Element data from apps and pages:
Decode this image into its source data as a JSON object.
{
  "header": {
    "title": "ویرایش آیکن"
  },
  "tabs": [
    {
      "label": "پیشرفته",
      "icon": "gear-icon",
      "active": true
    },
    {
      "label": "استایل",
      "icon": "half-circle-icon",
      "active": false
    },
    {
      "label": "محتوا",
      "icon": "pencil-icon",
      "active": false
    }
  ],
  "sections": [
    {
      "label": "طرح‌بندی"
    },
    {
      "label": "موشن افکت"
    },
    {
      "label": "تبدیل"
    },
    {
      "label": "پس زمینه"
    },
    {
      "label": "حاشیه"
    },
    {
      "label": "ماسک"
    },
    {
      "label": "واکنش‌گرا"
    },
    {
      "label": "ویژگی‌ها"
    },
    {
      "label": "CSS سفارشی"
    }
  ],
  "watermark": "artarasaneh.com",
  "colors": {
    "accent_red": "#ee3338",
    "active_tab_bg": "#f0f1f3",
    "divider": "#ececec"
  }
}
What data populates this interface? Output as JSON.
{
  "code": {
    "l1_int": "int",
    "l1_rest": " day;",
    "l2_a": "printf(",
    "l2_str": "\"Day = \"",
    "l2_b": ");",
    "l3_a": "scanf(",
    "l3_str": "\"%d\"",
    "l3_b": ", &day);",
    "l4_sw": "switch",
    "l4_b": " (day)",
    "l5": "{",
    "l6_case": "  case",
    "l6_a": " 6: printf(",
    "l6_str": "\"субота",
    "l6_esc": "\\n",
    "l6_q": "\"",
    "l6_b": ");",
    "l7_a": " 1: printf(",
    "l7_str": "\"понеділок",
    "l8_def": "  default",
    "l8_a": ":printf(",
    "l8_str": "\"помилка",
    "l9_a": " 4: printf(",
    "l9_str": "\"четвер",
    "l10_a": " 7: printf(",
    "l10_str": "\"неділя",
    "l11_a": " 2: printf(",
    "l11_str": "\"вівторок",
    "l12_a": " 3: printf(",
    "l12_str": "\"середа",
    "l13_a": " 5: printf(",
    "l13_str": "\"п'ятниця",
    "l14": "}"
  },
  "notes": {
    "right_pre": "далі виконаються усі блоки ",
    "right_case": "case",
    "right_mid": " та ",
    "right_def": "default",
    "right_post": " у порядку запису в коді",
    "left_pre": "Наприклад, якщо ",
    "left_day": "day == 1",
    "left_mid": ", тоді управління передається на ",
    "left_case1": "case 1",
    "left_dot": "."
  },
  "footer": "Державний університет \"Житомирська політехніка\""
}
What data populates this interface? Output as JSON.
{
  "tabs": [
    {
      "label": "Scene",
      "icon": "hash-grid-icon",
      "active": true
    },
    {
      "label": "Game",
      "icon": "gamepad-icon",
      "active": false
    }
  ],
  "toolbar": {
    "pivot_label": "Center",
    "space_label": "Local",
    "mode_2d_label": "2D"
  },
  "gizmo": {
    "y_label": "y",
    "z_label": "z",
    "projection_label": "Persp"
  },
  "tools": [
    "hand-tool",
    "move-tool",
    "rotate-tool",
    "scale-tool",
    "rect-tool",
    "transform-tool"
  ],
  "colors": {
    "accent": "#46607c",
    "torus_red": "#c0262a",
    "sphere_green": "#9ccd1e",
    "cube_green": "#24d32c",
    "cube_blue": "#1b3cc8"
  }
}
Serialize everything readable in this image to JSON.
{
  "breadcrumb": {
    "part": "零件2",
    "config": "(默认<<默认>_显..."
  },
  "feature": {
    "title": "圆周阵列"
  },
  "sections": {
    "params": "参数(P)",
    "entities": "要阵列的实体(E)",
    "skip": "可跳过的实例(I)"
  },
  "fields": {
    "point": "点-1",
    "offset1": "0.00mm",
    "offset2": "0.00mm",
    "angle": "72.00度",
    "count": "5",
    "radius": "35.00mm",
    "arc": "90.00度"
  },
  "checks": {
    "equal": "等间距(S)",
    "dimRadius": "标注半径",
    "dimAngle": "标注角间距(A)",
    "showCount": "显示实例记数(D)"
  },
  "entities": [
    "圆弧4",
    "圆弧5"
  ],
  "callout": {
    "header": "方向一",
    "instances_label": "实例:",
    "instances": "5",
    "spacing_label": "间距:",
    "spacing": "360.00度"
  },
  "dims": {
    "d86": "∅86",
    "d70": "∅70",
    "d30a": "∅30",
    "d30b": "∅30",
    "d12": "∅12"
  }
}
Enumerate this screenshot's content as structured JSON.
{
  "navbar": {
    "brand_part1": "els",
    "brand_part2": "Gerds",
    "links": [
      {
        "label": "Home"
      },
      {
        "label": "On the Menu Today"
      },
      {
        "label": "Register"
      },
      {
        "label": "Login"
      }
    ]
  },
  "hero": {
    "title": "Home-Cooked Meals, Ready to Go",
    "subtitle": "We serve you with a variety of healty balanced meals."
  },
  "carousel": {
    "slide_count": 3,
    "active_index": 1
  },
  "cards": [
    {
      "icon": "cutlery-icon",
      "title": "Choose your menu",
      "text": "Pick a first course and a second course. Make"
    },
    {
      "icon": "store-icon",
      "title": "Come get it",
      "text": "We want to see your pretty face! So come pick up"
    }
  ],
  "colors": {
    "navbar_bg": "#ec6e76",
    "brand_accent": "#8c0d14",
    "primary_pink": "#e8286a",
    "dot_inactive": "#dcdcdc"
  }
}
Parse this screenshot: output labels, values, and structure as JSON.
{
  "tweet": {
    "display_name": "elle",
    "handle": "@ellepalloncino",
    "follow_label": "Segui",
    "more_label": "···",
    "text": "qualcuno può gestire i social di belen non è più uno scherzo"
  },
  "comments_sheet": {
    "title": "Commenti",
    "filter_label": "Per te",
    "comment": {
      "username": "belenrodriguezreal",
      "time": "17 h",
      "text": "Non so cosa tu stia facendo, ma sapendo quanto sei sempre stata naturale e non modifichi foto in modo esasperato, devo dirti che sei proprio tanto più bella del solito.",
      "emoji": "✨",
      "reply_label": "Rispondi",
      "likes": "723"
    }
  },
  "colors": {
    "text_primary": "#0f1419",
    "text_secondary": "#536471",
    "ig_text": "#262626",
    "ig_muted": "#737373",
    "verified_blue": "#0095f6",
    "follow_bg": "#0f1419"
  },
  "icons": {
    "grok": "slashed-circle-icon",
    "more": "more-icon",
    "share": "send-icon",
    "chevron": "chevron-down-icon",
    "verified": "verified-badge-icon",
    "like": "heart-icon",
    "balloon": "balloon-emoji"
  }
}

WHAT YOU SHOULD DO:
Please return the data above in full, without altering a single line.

ANSWER AREA:
Decode this image into its source data as a JSON object.
{
  "header": {
    "title": "ویرایش آیکن"
  },
  "tabs": [
    {
      "label": "پیشرفته",
      "icon": "gear-icon",
      "active": true
    },
    {
      "label": "استایل",
      "icon": "half-circle-icon",
      "active": false
    },
    {
      "label": "محتوا",
      "icon": "pencil-icon",
      "active": false
    }
  ],
  "sections": [
    {
      "label": "طرح‌بندی"
    },
    {
      "label": "موشن افکت"
    },
    {
      "label": "تبدیل"
    },
    {
      "label": "پس زمینه"
    },
    {
      "label": "حاشیه"
    },
    {
      "label": "ماسک"
    },
    {
      "label": "واکنش‌گرا"
    },
    {
      "label": "ویژگی‌ها"
    },
    {
      "label": "CSS سفارشی"
    }
  ],
  "watermark": "artarasaneh.com",
  "colors": {
    "accent_red": "#ee3338",
    "active_tab_bg": "#f0f1f3",
    "divider": "#ececec"
  }
}
What data populates this interface? Output as JSON.
{
  "code": {
    "l1_int": "int",
    "l1_rest": " day;",
    "l2_a": "printf(",
    "l2_str": "\"Day = \"",
    "l2_b": ");",
    "l3_a": "scanf(",
    "l3_str": "\"%d\"",
    "l3_b": ", &day);",
    "l4_sw": "switch",
    "l4_b": " (day)",
    "l5": "{",
    "l6_case": "  case",
    "l6_a": " 6: printf(",
    "l6_str": "\"субота",
    "l6_esc": "\\n",
    "l6_q": "\"",
    "l6_b": ");",
    "l7_a": " 1: printf(",
    "l7_str": "\"понеділок",
    "l8_def": "  default",
    "l8_a": ":printf(",
    "l8_str": "\"помилка",
    "l9_a": " 4: printf(",
    "l9_str": "\"четвер",
    "l10_a": " 7: printf(",
    "l10_str": "\"неділя",
    "l11_a": " 2: printf(",
    "l11_str": "\"вівторок",
    "l12_a": " 3: printf(",
    "l12_str": "\"середа",
    "l13_a": " 5: printf(",
    "l13_str": "\"п'ятниця",
    "l14": "}"
  },
  "notes": {
    "right_pre": "далі виконаються усі блоки ",
    "right_case": "case",
    "right_mid": " та ",
    "right_def": "default",
    "right_post": " у порядку запису в коді",
    "left_pre": "Наприклад, якщо ",
    "left_day": "day == 1",
    "left_mid": ", тоді управління передається на ",
    "left_case1": "case 1",
    "left_dot": "."
  },
  "footer": "Державний університет \"Житомирська політехніка\""
}
What data populates this interface? Output as JSON.
{
  "tabs": [
    {
      "label": "Scene",
      "icon": "hash-grid-icon",
      "active": true
    },
    {
      "label": "Game",
      "icon": "gamepad-icon",
      "active": false
    }
  ],
  "toolbar": {
    "pivot_label": "Center",
    "space_label": "Local",
    "mode_2d_label": "2D"
  },
  "gizmo": {
    "y_label": "y",
    "z_label": "z",
    "projection_label": "Persp"
  },
  "tools": [
    "hand-tool",
    "move-tool",
    "rotate-tool",
    "scale-tool",
    "rect-tool",
    "transform-tool"
  ],
  "colors": {
    "accent": "#46607c",
    "torus_red": "#c0262a",
    "sphere_green": "#9ccd1e",
    "cube_green": "#24d32c",
    "cube_blue": "#1b3cc8"
  }
}
Serialize everything readable in this image to JSON.
{
  "breadcrumb": {
    "part": "零件2",
    "config": "(默认<<默认>_显..."
  },
  "feature": {
    "title": "圆周阵列"
  },
  "sections": {
    "params": "参数(P)",
    "entities": "要阵列的实体(E)",
    "skip": "可跳过的实例(I)"
  },
  "fields": {
    "point": "点-1",
    "offset1": "0.00mm",
    "offset2": "0.00mm",
    "angle": "72.00度",
    "count": "5",
    "radius": "35.00mm",
    "arc": "90.00度"
  },
  "checks": {
    "equal": "等间距(S)",
    "dimRadius": "标注半径",
    "dimAngle": "标注角间距(A)",
    "showCount": "显示实例记数(D)"
  },
  "entities": [
    "圆弧4",
    "圆弧5"
  ],
  "callout": {
    "header": "方向一",
    "instances_label": "实例:",
    "instances": "5",
    "spacing_label": "间距:",
    "spacing": "360.00度"
  },
  "dims": {
    "d86": "∅86",
    "d70": "∅70",
    "d30a": "∅30",
    "d30b": "∅30",
    "d12": "∅12"
  }
}
Enumerate this screenshot's content as structured JSON.
{
  "navbar": {
    "brand_part1": "els",
    "brand_part2": "Gerds",
    "links": [
      {
        "label": "Home"
      },
      {
        "label": "On the Menu Today"
      },
      {
        "label": "Register"
      },
      {
        "label": "Login"
      }
    ]
  },
  "hero": {
    "title": "Home-Cooked Meals, Ready to Go",
    "subtitle": "We serve you with a variety of healty balanced meals."
  },
  "carousel": {
    "slide_count": 3,
    "active_index": 1
  },
  "cards": [
    {
      "icon": "cutlery-icon",
      "title": "Choose your menu",
      "text": "Pick a first course and a second course. Make"
    },
    {
      "icon": "store-icon",
      "title": "Come get it",
      "text": "We want to see your pretty face! So come pick up"
    }
  ],
  "colors": {
    "navbar_bg": "#ec6e76",
    "brand_accent": "#8c0d14",
    "primary_pink": "#e8286a",
    "dot_inactive": "#dcdcdc"
  }
}
Parse this screenshot: output labels, values, and structure as JSON.
{
  "tweet": {
    "display_name": "elle",
    "handle": "@ellepalloncino",
    "follow_label": "Segui",
    "more_label": "···",
    "text": "qualcuno può gestire i social di belen non è più uno scherzo"
  },
  "comments_sheet": {
    "title": "Commenti",
    "filter_label": "Per te",
    "comment": {
      "username": "belenrodriguezreal",
      "time": "17 h",
      "text": "Non so cosa tu stia facendo, ma sapendo quanto sei sempre stata naturale e non modifichi foto in modo esasperato, devo dirti che sei proprio tanto più bella del solito.",
      "emoji": "✨",
      "reply_label": "Rispondi",
      "likes": "723"
    }
  },
  "colors": {
    "text_primary": "#0f1419",
    "text_secondary": "#536471",
    "ig_text": "#262626",
    "ig_muted": "#737373",
    "verified_blue": "#0095f6",
    "follow_bg": "#0f1419"
  },
  "icons": {
    "grok": "slashed-circle-icon",
    "more": "more-icon",
    "share": "send-icon",
    "chevron": "chevron-down-icon",
    "verified": "verified-badge-icon",
    "like": "heart-icon",
    "balloon": "balloon-emoji"
  }
}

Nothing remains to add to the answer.